Preventing Peanut Allergies

by Susan Randel  

Peanuts are back on the menu for babies. In a turnaround from previous recommendations, the National Institute of Allergy and Infectious Diseases (NIAID) now advises introducing peanut-containing foods to infants with severe eczema or an allergy to eggs (conditions that put them at high risk for peanut allergy) as early as 4 months of age. Several studies have found that introducing peanut-containing foods early in life reduces the risk of peanut allergy as children grow up.

The new guidelines say that peanut-containing foods should be added to a high-risk infant’s diet at around 4 to 6 months, as long as the infant is being monitored by a health care provider and is already eating solid food. Parents of high-risk infants should talk with their providers before introducing the peanuts in case the provider wants to do an allergy blood test or refer the infant to a specialist for skin-prick testing.

The new guidelines also recommend that infants with mild or moderate eczema (a lower-risk group) have peanut-containing foods introduced at 6 months, to reduce their chances of later developing peanut allergy. Parents of low-risk infants are also advised to feed peanuts to their children at around the same age.

The changed guidelines are based on the findings of several studies, most recently one called Learning Early About Peanut Allergy (LEAP), sponsored by the NIAID. The trial involved more than 600 infants considered to be at high risk for peanut allergy due to severe eczema, allergy to eggs, or both.
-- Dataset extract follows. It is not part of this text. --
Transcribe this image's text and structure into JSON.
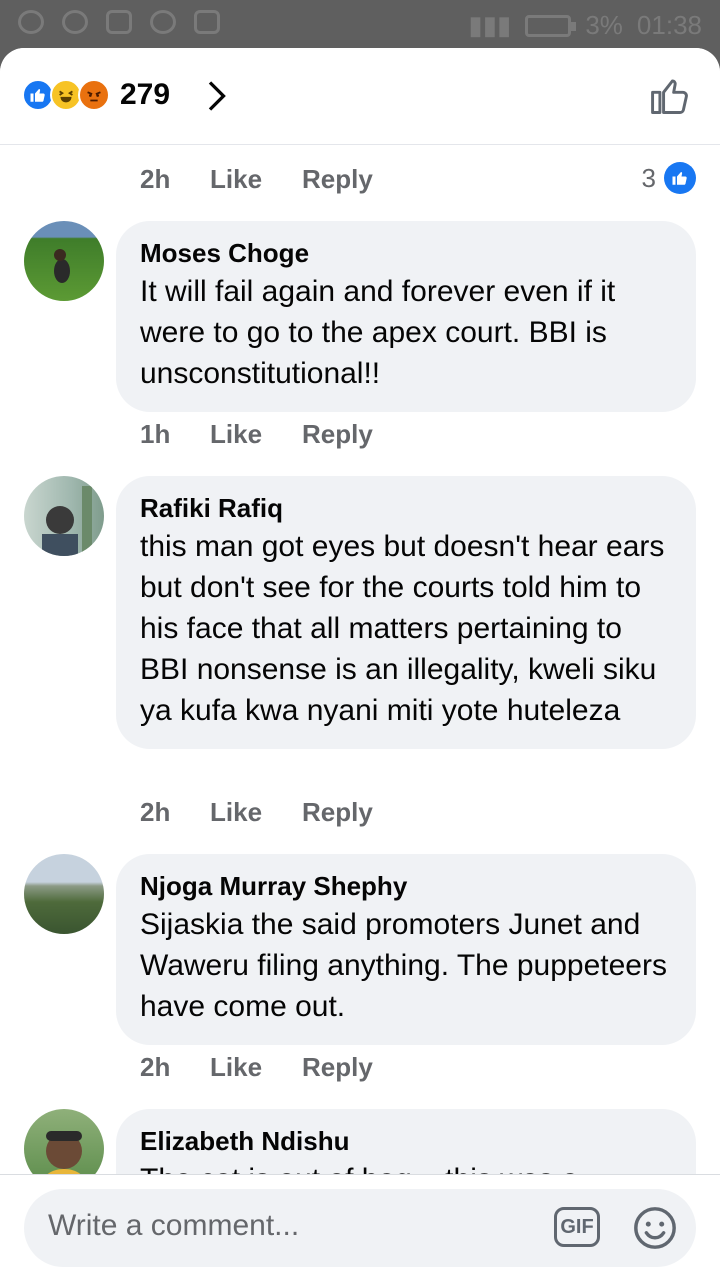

It found that even infants who showed some peanut sensitivity via a skin prick test were much less likely to develop a peanut allergy by age 5 if they were given peanut-containing foods early in life than if peanuts were withheld.
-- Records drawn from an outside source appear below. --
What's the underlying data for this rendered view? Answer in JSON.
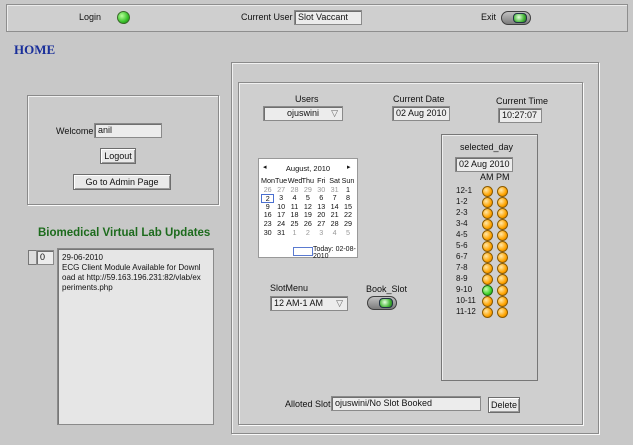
{
  "topbar": {
    "login_label": "Login",
    "current_user_label": "Current User",
    "current_user_value": "Slot Vaccant",
    "exit_label": "Exit"
  },
  "home_title": "HOME",
  "welcome": {
    "label": "Welcome",
    "value": "anil",
    "logout": "Logout",
    "admin": "Go to Admin Page"
  },
  "updates": {
    "title": "Biomedical Virtual Lab Updates",
    "index": "0",
    "date": "29-06-2010",
    "text": "ECG Client Module Available for Download at http://59.163.196.231:82/vlab/experiments.php"
  },
  "users": {
    "label": "Users",
    "selected": "ojuswini"
  },
  "current_date": {
    "label": "Current Date",
    "value": "02 Aug 2010"
  },
  "current_time": {
    "label": "Current Time",
    "value": "10:27:07"
  },
  "calendar": {
    "month": "August, 2010",
    "weekdays": [
      "Mon",
      "Tue",
      "Wed",
      "Thu",
      "Fri",
      "Sat",
      "Sun"
    ],
    "weeks": [
      [
        "26",
        "27",
        "28",
        "29",
        "30",
        "31",
        "1"
      ],
      [
        "2",
        "3",
        "4",
        "5",
        "6",
        "7",
        "8"
      ],
      [
        "9",
        "10",
        "11",
        "12",
        "13",
        "14",
        "15"
      ],
      [
        "16",
        "17",
        "18",
        "19",
        "20",
        "21",
        "22"
      ],
      [
        "23",
        "24",
        "25",
        "26",
        "27",
        "28",
        "29"
      ],
      [
        "30",
        "31",
        "1",
        "2",
        "3",
        "4",
        "5"
      ]
    ],
    "today": "Today: 02-08-2010"
  },
  "slot": {
    "label": "SlotMenu",
    "selected": "12 AM-1 AM",
    "book_label": "Book_Slot"
  },
  "selected_day": {
    "label": "selected_day",
    "value": "02 Aug 2010",
    "am": "AM",
    "pm": "PM",
    "hours": [
      "12-1",
      "1-2",
      "2-3",
      "3-4",
      "4-5",
      "5-6",
      "6-7",
      "7-8",
      "8-9",
      "9-10",
      "10-11",
      "11-12"
    ],
    "am_green_index": 9
  },
  "alloted": {
    "label": "Alloted Slot",
    "value": "ojuswini/No Slot Booked",
    "delete": "Delete"
  },
  "colors": {
    "led_on": "#38c12a",
    "slot_available": "#ffa400",
    "slot_booked": "#3ed22a",
    "home_title": "#1a2f9a",
    "updates_title": "#1d6b1d"
  }
}
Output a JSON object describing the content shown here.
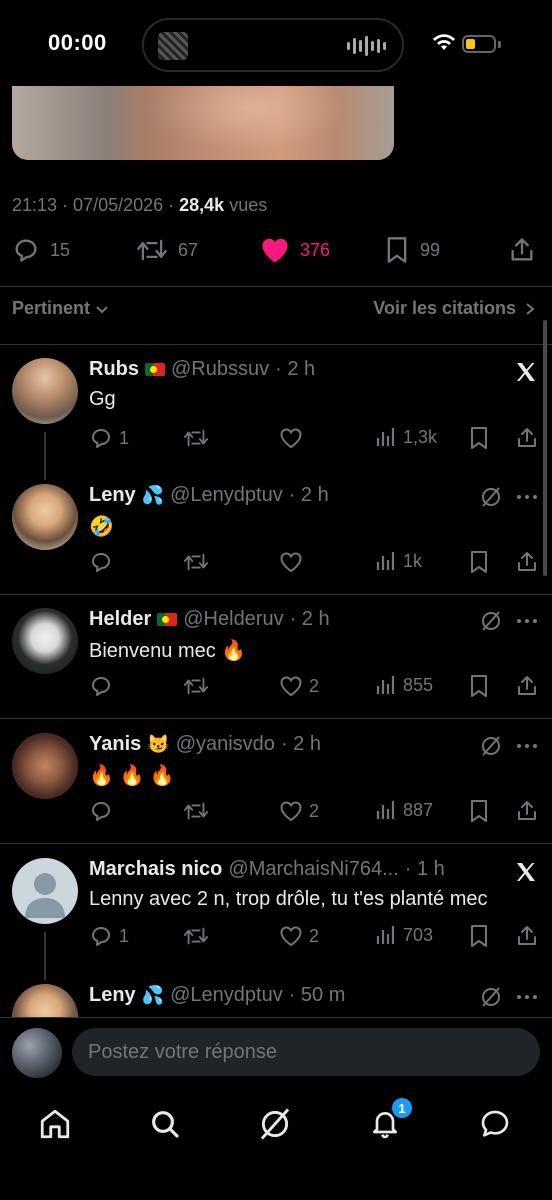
{
  "status_bar": {
    "time": "00:00"
  },
  "tweet": {
    "time": "21:13",
    "date": "07/05/2026",
    "views": "28,4k",
    "views_label": "vues",
    "replies": "15",
    "reposts": "67",
    "likes": "376",
    "bookmarks": "99"
  },
  "sort": {
    "label": "Pertinent",
    "quotes_label": "Voir les citations"
  },
  "replies": [
    {
      "name": "Rubs",
      "handle": "@Rubssuv",
      "time": "· 2 h",
      "text": "Gg",
      "replies": "1",
      "likes": "",
      "views": "1,3k",
      "corner": "x-logo"
    },
    {
      "name": "Leny",
      "handle": "@Lenydptuv",
      "time": "· 2 h",
      "text": "🤣",
      "replies": "",
      "likes": "",
      "views": "1k",
      "corner": "grok-more"
    },
    {
      "name": "Helder",
      "handle": "@Helderuv",
      "time": "· 2 h",
      "text": "Bienvenu mec 🔥",
      "replies": "",
      "likes": "2",
      "views": "855",
      "corner": "grok-more"
    },
    {
      "name": "Yanis",
      "handle": "@yanisvdo",
      "time": "· 2 h",
      "text": "🔥 🔥 🔥",
      "replies": "",
      "likes": "2",
      "views": "887",
      "corner": "grok-more"
    },
    {
      "name": "Marchais nico",
      "handle": "@MarchaisNi764...",
      "time": "· 1 h",
      "text": "Lenny avec 2 n, trop drôle, tu t'es planté mec",
      "replies": "1",
      "likes": "2",
      "views": "703",
      "corner": "x-logo"
    },
    {
      "name": "Leny",
      "handle": "@Lenydptuv",
      "time": "· 50 m",
      "text": "",
      "replies": "",
      "likes": "",
      "views": "",
      "corner": "grok-more"
    }
  ],
  "composer": {
    "placeholder": "Postez votre réponse"
  },
  "tabs": {
    "notifications_badge": "1"
  }
}
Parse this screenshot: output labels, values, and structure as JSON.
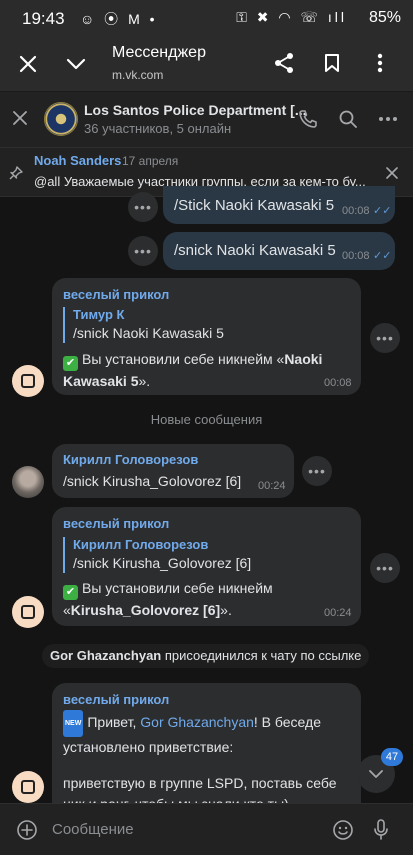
{
  "status_bar": {
    "time": "19:43",
    "left_icons": "☺ ⦿ M •",
    "right_icons": "⚿ ✖ ◠ ☏ ıll",
    "battery": "85%"
  },
  "browser": {
    "title": "Мессенджер",
    "url": "m.vk.com"
  },
  "chat": {
    "name": "Los Santos Police Department [...",
    "subtitle": "36 участников, 5 онлайн"
  },
  "pinned": {
    "author": "Noah Sanders",
    "date": "17 апреля",
    "text": "@all Уважаемые участники группы, если за кем-то бу..."
  },
  "messages": {
    "out1": {
      "text": "/Stick Naoki Kawasaki 5",
      "time": "00:08"
    },
    "out2": {
      "text": "/snick Naoki Kawasaki 5",
      "time": "00:08"
    },
    "bot1": {
      "sender": "веселый прикол",
      "reply_name": "Тимур К",
      "reply_text": "/snick Naoki Kawasaki 5",
      "text_prefix": "Вы установили себе никнейм «",
      "text_bold": "Naoki Kawasaki 5",
      "text_suffix": "».",
      "time": "00:08"
    },
    "new_divider": "Новые сообщения",
    "user1": {
      "sender": "Кирилл Головорезов",
      "text": "/snick Kirusha_Golovorez [6]",
      "time": "00:24"
    },
    "bot2": {
      "sender": "веселый прикол",
      "reply_name": "Кирилл Головорезов",
      "reply_text": "/snick Kirusha_Golovorez [6]",
      "text_prefix": "Вы установили себе никнейм «",
      "text_bold": "Kirusha_Golovorez [6]",
      "text_suffix": "».",
      "time": "00:24"
    },
    "service": {
      "name": "Gor Ghazanchyan",
      "text": " присоединился к чату по ссылке"
    },
    "bot3": {
      "sender": "веселый прикол",
      "badge": "NEW",
      "greet_prefix": "Привет, ",
      "greet_name": "Gor Ghazanchyan",
      "greet_suffix": "! В беседе установлено приветствие:",
      "body": "приветствую в группе LSPD, поставь себе ник и ранг, чтобы мы знали кто ты)"
    }
  },
  "unread_count": "47",
  "composer": {
    "placeholder": "Сообщение"
  },
  "colors": {
    "accent": "#71aaeb",
    "bubble_in": "#2c2d2e",
    "bubble_out": "#2a3845",
    "background": "#141414"
  }
}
You can read the full recommendations here.

Also see A Fresh Look at Peanut Allergies.